Our students were professionals who worked with the communities on various aspects of climate change and food security – employed by national and local government agencies, national and international NGOs. Our aim was for these students to become agents of transformation, taking the insights from their learning back to their workplace, employing the pedagogies of transformative learning to create opportunities for lasting change.
Our masters was built around blended learning, in the first year online modules were developed on moodle by academic teams from across disciplines at each partner university while on site discussions and workshops had the purpose of linking learning with the experience of communities.
Mainstream pedagogies can position those outside the academy as knowledge-deficient. Similarly, mainstream development discourses can assume that an important ‘cause’ of poverty among groups such as smallholder farmers is a lack of modern scientific information and as a result much effort is spent conveying such information to smallholders. By contrast the transformative learning pedagogies drawn on in this Masters sought to position outside agencies and communities as knowledge pioneers, possessing and creating knowledge as they need it. Both of our exemplars highlight the innovations taken in this regard and the utility of these approaches to other learning contexts.

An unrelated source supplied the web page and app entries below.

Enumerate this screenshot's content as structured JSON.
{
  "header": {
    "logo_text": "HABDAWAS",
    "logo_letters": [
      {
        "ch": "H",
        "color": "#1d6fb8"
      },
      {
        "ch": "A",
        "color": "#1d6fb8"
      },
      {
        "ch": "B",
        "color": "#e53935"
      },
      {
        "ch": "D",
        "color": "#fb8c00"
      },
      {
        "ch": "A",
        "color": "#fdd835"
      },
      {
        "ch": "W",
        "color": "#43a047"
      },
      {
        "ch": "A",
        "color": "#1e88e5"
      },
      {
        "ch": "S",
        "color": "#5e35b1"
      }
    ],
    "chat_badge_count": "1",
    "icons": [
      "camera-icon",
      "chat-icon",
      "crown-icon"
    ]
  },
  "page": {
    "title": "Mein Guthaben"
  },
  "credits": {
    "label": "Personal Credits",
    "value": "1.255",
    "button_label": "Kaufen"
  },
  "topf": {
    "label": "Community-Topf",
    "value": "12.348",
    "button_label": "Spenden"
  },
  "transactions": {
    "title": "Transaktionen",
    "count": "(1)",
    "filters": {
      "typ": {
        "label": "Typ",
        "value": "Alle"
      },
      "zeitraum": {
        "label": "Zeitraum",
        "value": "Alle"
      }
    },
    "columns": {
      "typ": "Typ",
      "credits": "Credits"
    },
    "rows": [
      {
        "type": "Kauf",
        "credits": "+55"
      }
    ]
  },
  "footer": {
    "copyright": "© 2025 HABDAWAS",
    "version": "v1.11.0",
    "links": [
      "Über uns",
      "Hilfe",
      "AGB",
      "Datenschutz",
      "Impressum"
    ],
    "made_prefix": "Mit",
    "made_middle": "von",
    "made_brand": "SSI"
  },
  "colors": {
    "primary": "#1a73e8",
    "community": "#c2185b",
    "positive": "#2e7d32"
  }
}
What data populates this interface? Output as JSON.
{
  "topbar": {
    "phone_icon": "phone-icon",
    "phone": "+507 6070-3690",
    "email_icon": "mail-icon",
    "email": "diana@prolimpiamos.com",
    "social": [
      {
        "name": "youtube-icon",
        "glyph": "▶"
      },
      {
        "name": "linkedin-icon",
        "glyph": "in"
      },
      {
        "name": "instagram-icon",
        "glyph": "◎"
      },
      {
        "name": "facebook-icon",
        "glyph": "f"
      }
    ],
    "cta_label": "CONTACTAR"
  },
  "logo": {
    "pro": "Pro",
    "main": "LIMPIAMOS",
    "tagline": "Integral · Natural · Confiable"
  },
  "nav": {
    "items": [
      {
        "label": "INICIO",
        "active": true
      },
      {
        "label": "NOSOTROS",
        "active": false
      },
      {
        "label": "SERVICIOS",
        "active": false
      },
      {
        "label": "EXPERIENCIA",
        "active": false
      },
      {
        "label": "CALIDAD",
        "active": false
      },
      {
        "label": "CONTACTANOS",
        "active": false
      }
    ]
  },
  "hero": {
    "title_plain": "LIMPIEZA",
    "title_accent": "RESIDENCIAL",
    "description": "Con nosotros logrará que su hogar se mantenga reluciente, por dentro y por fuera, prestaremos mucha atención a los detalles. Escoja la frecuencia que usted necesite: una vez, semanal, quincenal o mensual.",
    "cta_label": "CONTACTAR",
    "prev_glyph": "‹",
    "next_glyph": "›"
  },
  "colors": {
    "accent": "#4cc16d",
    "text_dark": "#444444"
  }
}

In the second year students undertook their research within the communities on topics that required interdisciplinary skills, deep engagement with communities and critical reflection on their own embedded ways of doing things.
Evaluation of learning impacts revealed that most of our students experienced transformative outcomes, experiencing a deep shift in world view, deeper self awareness and acting differently. Many of these aspects are evident in a reflective quote from one of our students - an agricultural extension worker;
"My participation in this programme has made me appreciate that within any community, there is a wealth of knowledge and experience, which if harnessed, can be used to change Communities for the better. I have come to realise that members of the community are assets- they have answers to the problems they face, thus, problems faced in communities can best be solved by community-dwellers themselves. My role now is to enable people in the community to act together to find solutions to their problems so that they can achieve their desired goals."
Evaluation of learning processes among our students reveal that routes to transformation are complex and require the integration of multiple pedagogical perspectives in facilitating transformation for individual students.
Communities themselves developed closer links with universities and agencies, increased trust and increased agency. For the Universities lasting collaborative linkages have been developed as well as a capacity to work in non-traditional ways. For our African partners this was their first masters programme and has been sustained and expanded.
For academics developing truly interdisciplinary and integrated approaches to learning requires openness on behalf of academics to interrogate the values that underpin our worldviews and an openness to criticism and risk-taking beyond the ivory tower. However, a willingness to do so results in deeper learning for the academic also. Finally extending the learning experience beyond the academy reinforces the need to avoid exceptionalism in addressing contemporary challenges and giving more voice to the most vulnerable.